20 Pull the engine up avoiding any obstacles 1 No Tools Required
21
G24-31.jpg
Dislodge the gas tank from its mount by flat head schrew driver, and unsnap the two push connections. (drain old fuel from tank, which will leak out of the compartment 1 Flat head screw driver
22 Remove the belt cover (2) 3/8\' bolts, belt, and engine pulley 3 3/8" socket set and 3/8" wrench
23 Remove the two hex head capscrews holding the lower shroud to the handles 2 3/8" socket set and 3/8" wrench
24
G24-28.jpg
Unhook the primer line 1 No Tools Required
25 With needle nose pliers remove the idler spring from the idler arm 1 Needle nose pliers
26 Using a 5/8" open end wrench and 1/2" socket remove the shoulder bolt, and nut from the retaining idler assembly to the left side of the plate 3 1/2" & 5/8" socket set and 1/2" & 5/8" wrench
27 Wedge a piece of blocking between the rotor assembly and the face housing to remove the rotor pulley. You can use a (1/2") long socket wrench for leverage to do so 5, due to the degree of effort to undo the bolt 1/2" socket and 1/2" wrench
28
G24-16.jpg
Remove the (4) 3/8" self tapping mounting screws from the engine shell 3 3/8" socket wrench
29
G24-15.jpg
Remove the (2) 7/16" bolts which is holding the exhaust to the engine 3 7/16" socket wrench
30
G24-17.jpg
For exposure to the piston, remove the (4) 7/64" Allen key bolts 2 7/64" Allen Key
31
G24-20.jpg
Use a 6.5mm socket to remove the (2) screws holding the magneto retainer wheel to the engine mount 2 6.5mm socket
32
G24-21.jpg
To remove the throttle housing, remove the (2) 7/64" Allen key bolts 2 7/64" Allen Key
33
G24-19.jpg
Remove the (5) Torx key socket for removal of cylinder head chamber 3 Torx key
34
G24-18.jpg
Remove the (2) 6.5mm screws on the Carburetor Assembly to expose the Carburetor throttle barrel 3 6.5mm socket
35
G24-36.jpg
By using a 4.5mm socket undo the two screws to loosen the shaft bearing 3 4.5mm Socket
36
G24-36.jpg
Using a hammer and appropriate force, force the piston out of the by bottom by striking it dead center of the piston 2 Hammer

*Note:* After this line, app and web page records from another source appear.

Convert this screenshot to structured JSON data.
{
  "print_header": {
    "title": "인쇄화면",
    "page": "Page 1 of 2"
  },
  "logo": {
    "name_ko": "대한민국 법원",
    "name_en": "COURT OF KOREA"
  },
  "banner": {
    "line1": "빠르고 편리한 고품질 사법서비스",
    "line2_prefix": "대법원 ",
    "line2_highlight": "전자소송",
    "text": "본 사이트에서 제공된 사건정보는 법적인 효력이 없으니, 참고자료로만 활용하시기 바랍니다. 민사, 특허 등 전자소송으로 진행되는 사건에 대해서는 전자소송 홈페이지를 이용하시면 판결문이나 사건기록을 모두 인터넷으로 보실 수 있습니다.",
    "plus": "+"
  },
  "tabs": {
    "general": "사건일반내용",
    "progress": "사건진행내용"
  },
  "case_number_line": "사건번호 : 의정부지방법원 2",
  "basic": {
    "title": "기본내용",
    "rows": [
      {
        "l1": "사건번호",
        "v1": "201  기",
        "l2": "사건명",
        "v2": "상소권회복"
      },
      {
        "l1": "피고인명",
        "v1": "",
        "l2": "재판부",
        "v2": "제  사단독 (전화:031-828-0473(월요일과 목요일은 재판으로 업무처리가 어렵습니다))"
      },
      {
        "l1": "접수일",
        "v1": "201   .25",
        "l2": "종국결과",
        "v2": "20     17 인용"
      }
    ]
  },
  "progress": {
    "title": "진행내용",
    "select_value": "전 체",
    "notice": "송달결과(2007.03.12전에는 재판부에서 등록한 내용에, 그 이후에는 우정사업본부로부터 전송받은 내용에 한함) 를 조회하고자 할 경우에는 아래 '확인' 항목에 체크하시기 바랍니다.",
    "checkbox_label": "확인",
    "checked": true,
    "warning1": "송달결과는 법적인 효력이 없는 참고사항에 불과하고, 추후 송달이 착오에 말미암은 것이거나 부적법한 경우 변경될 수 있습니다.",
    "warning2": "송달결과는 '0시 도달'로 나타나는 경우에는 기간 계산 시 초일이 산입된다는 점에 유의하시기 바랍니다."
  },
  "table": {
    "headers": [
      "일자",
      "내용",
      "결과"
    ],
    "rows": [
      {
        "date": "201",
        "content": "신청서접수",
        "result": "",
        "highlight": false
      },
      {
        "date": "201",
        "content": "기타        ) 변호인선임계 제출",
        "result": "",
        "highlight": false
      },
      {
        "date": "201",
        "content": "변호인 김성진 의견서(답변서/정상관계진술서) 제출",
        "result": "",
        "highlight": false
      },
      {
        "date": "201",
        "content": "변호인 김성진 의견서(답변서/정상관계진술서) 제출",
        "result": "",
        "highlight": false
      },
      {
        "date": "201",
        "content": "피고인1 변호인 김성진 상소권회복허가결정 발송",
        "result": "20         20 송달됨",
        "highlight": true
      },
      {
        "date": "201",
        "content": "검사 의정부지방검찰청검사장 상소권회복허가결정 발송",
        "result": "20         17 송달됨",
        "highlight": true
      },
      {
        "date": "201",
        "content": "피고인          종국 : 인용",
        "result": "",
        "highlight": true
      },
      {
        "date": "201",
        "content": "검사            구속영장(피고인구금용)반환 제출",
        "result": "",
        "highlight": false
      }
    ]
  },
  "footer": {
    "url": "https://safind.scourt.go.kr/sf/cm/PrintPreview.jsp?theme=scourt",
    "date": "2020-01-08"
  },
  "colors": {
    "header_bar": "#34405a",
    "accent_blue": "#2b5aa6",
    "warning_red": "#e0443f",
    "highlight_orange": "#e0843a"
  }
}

\'\'\'Table 7: Rotor Assembly\'\'\'
Step # Picture (if applicable) Instructions of Dissection Level of Difficulty (from above provided chart) Tools used (size and quantity)
37
G24-6.jpg
Remove the (8) 7/16" bolts, (4) washers, and (8) locknuts that connect the rotor to the rotor shaft assembly 4, the bolts were very difficult to get to 7/16" socket set, and 7/16" wrench

While dissembling our snow blower we came to conclusion that every part was intended to be disassembled except for the removal of the piston. Although some where more difficult then others we were able to remove all the components. We came to the conclusion that the piston was not meant to be taken out because the structural integrity had to be degraded in order to remove the pushed bearing assembly.


Functional Model

Modelg24.png